DEAR MISS MANNERS: Every morning, I come into work and the woman in the next office says, "Good morning," and I say, "Good morning," back. Actually, I'm just not in the mood for good mornings in the morning but I don't want to be rude. So, OK, I'm not a very friendly person first thing in the morning. I admit it.
Does this ever reach a point where this woman risks being just a tad rude, or at least passive-aggressive, by continuing to say, "Good morning"? I never say, "Good morning" first, and she must have noticed that.
GENTLE READER: Let's see if Miss Manners understands you correctly:
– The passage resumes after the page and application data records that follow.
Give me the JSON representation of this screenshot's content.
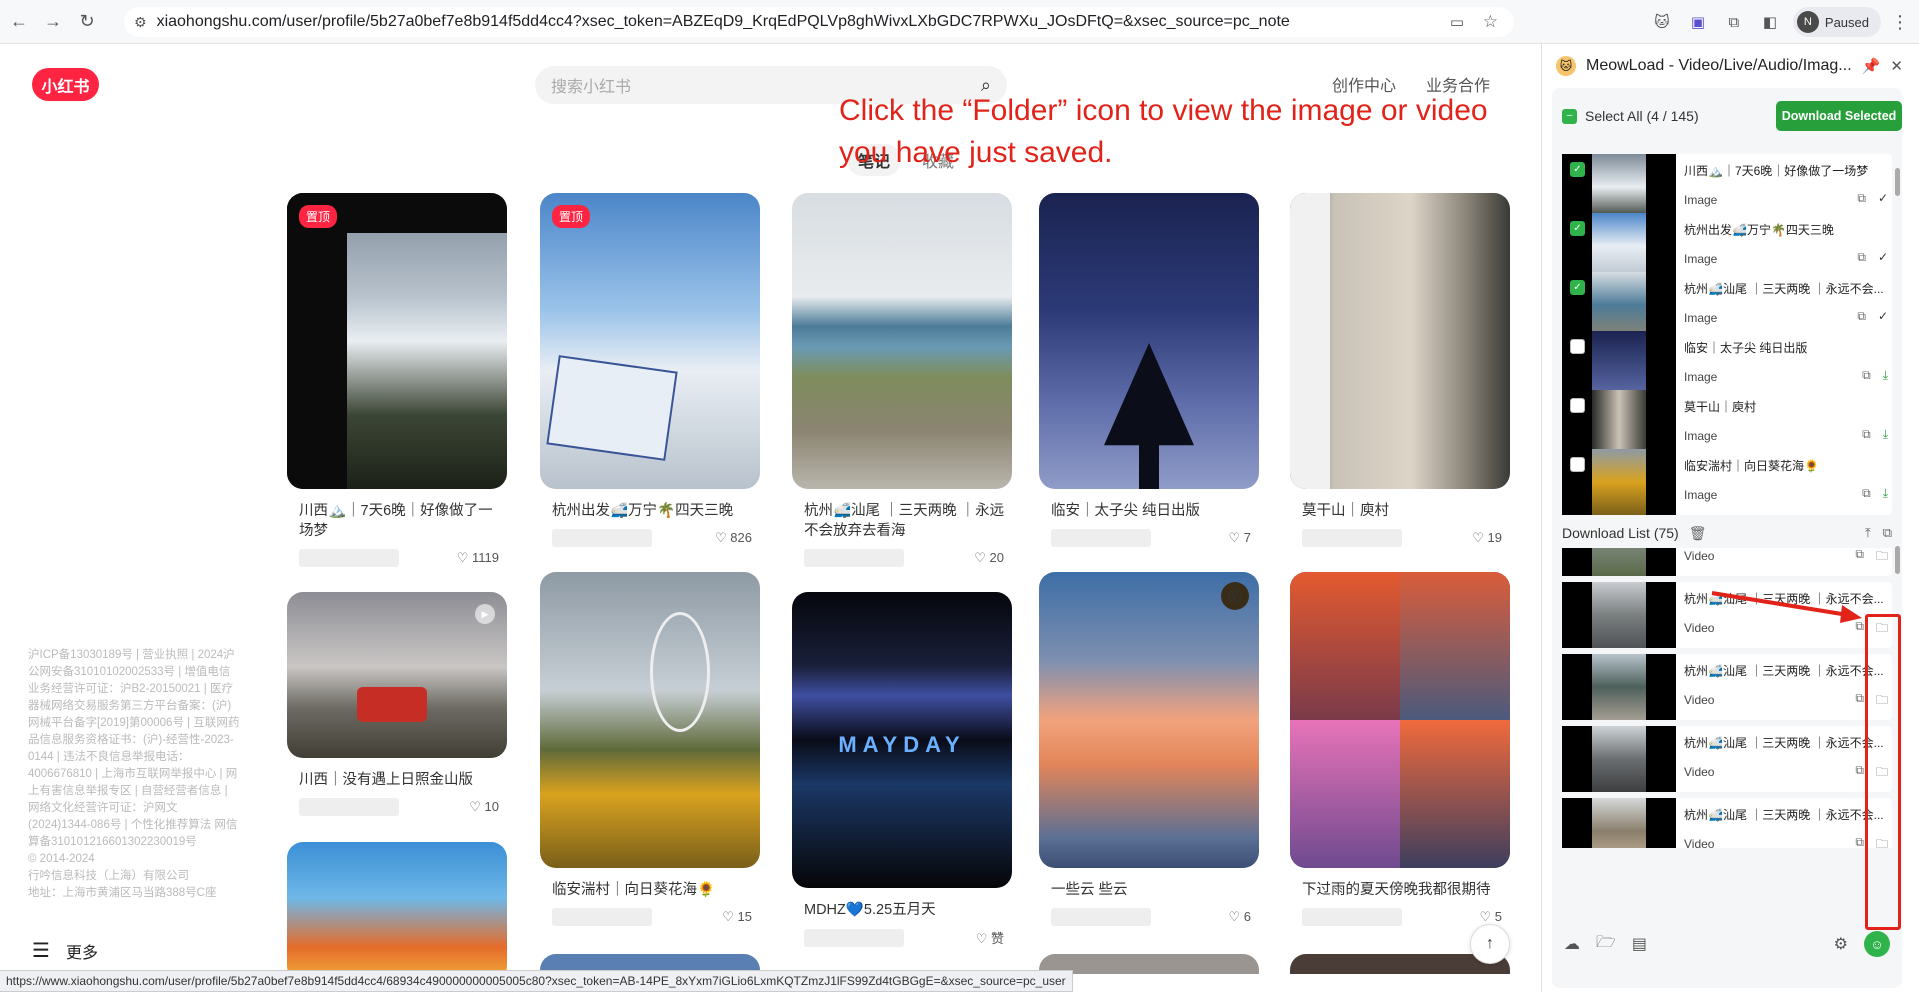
{
  "browser": {
    "url": "xiaohongshu.com/user/profile/5b27a0bef7e8b914f5dd4cc4?xsec_token=ABZEqD9_KrqEdPQLVp8ghWivxLXbGDC7RPWXu_JOsDFtQ=&xsec_source=pc_note",
    "profile_initial": "N",
    "profile_status": "Paused",
    "status_url": "https://www.xiaohongshu.com/user/profile/5b27a0bef7e8b914f5dd4cc4/68934c490000000005005c80?xsec_token=AB-14PE_8xYxm7iGLio6LxmKQTZmzJ1lFS99Zd4tGBGgE=&xsec_source=pc_user"
  },
  "site": {
    "logo": "小红书",
    "search_placeholder": "搜索小红书",
    "nav": [
      "创作中心",
      "业务合作"
    ],
    "tabs": {
      "notes": "笔记",
      "favorites": "收藏"
    },
    "more": "更多",
    "footer": "沪ICP备13030189号 | 营业执照 | 2024沪公网安备31010102002533号 | 增值电信业务经营许可证：沪B2-20150021 | 医疗器械网络交易服务第三方平台备案：(沪)网械平台备字[2019]第00006号 | 互联网药品信息服务资格证书：(沪)-经营性-2023-0144 | 违法不良信息举报电话：4006676810 | 上海市互联网举报中心 | 网上有害信息举报专区 | 自营经营者信息 | 网络文化经营许可证：沪网文(2024)1344-086号 | 个性化推荐算法 网信算备310101216601302230019号\n© 2014-2024\n行吟信息科技（上海）有限公司\n地址：上海市黄浦区马当路388号C座"
  },
  "annotation": {
    "hint": "Click the “Folder” icon to view the image or video you have just saved."
  },
  "cards": [
    {
      "pin": "置顶",
      "title": "川西🏔️｜7天6晚｜好像做了一场梦",
      "likes": "1119"
    },
    {
      "pin": "置顶",
      "title": "杭州出发🚅万宁🌴四天三晚",
      "likes": "826"
    },
    {
      "title": "杭州🚅汕尾 ｜三天两晚 ｜永远不会放弃去看海",
      "likes": "20"
    },
    {
      "title": "临安｜太子尖 纯日出版",
      "likes": "7"
    },
    {
      "title": "莫干山｜庾村",
      "likes": "19"
    },
    {
      "title": "川西｜没有遇上日照金山版",
      "likes": "10"
    },
    {
      "title": "临安湍村｜向日葵花海🌻",
      "likes": "15"
    },
    {
      "title": "MDHZ💙5.25五月天",
      "likes": "赞"
    },
    {
      "title": "一些云 些云",
      "likes": "6"
    },
    {
      "title": "下过雨的夏天傍晚我都很期待",
      "likes": "5"
    }
  ],
  "panel": {
    "title": "MeowLoad - Video/Live/Audio/Imag...",
    "select_all": "Select All (4 / 145)",
    "download_selected": "Download Selected",
    "items": [
      {
        "name": "川西🏔️｜7天6晚｜好像做了一场梦",
        "type": "Image",
        "checked": true
      },
      {
        "name": "杭州出发🚅万宁🌴四天三晚",
        "type": "Image",
        "checked": true
      },
      {
        "name": "杭州🚅汕尾 ｜三天两晚 ｜永远不会...",
        "type": "Image",
        "checked": true
      },
      {
        "name": "临安｜太子尖 纯日出版",
        "type": "Image",
        "checked": false
      },
      {
        "name": "莫干山｜庾村",
        "type": "Image",
        "checked": false
      },
      {
        "name": "临安湍村｜向日葵花海🌻",
        "type": "Image",
        "checked": false
      }
    ],
    "download_list_label": "Download List (75)",
    "downloads": [
      {
        "name": "",
        "type": "Video"
      },
      {
        "name": "杭州🚅汕尾 ｜三天两晚 ｜永远不会...",
        "type": "Video"
      },
      {
        "name": "杭州🚅汕尾 ｜三天两晚 ｜永远不会...",
        "type": "Video"
      },
      {
        "name": "杭州🚅汕尾 ｜三天两晚 ｜永远不会...",
        "type": "Video"
      },
      {
        "name": "杭州🚅汕尾 ｜三天两晚 ｜永远不会...",
        "type": "Video"
      }
    ]
  }
}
You say "good morning" to a colleague who says "good morning" to you because you do not want to be rude, but you find this too much of a burden. So you want Miss Manners to declare that it is rude to greet someone who never shows the courtesy of offering greetings.
Nice try. However, Miss Manners is not in the business of condemning the courteous or providing others with excuses for being discourteous.
DEAR MISS MANNERS: A former colleague who has remained a friend is getting married abroad next month. She has invited friends and family to a luncheon (about a five-hour drive away for some of us) to celebrate the marriage when she and her new husband return to the States after the wedding.
About a month after sending the invitations, the guests received a menu and a note explaining that because the new couple does not need any wedding presents, they have found a creative way for us to handle the gift issue. Guests have been requested to make selections from the menu and return them with a check for more than $80 per person to cover the cost of the food (beverages will be covered by the couple).
Some of us were quite surprised at this, especially since we thought we were being invited as guests (which I always believed meant not paying for one's own food).
Is this an acceptable creative solution, or is it as "tacky" as it appears at first glance?
Does it matter that the new husband is quite wealthy, and neither he nor the bride have to work ? Does it matter that they will spend six months in the United States and six months in one of their European abodes or traveling the globe? Does it matter that it's her second marriage, and his third?
What, if any, are our obligations as friends, some of whom do not have the means to spend on travel and an extravagant meal?
GENTLE READER: To send her a warm letter wishing her well on her marriage and expressing regret that you will not be able to attend the luncheon.
Miss Manners hastens to say that this couple's financial resources and plans to spend money on themselves is not your business. What is, is that they have made you a business offer that sounds like a poor bargain -- your time and money in exchange for the privilege of congratulating them -- and which any sensible person would decline.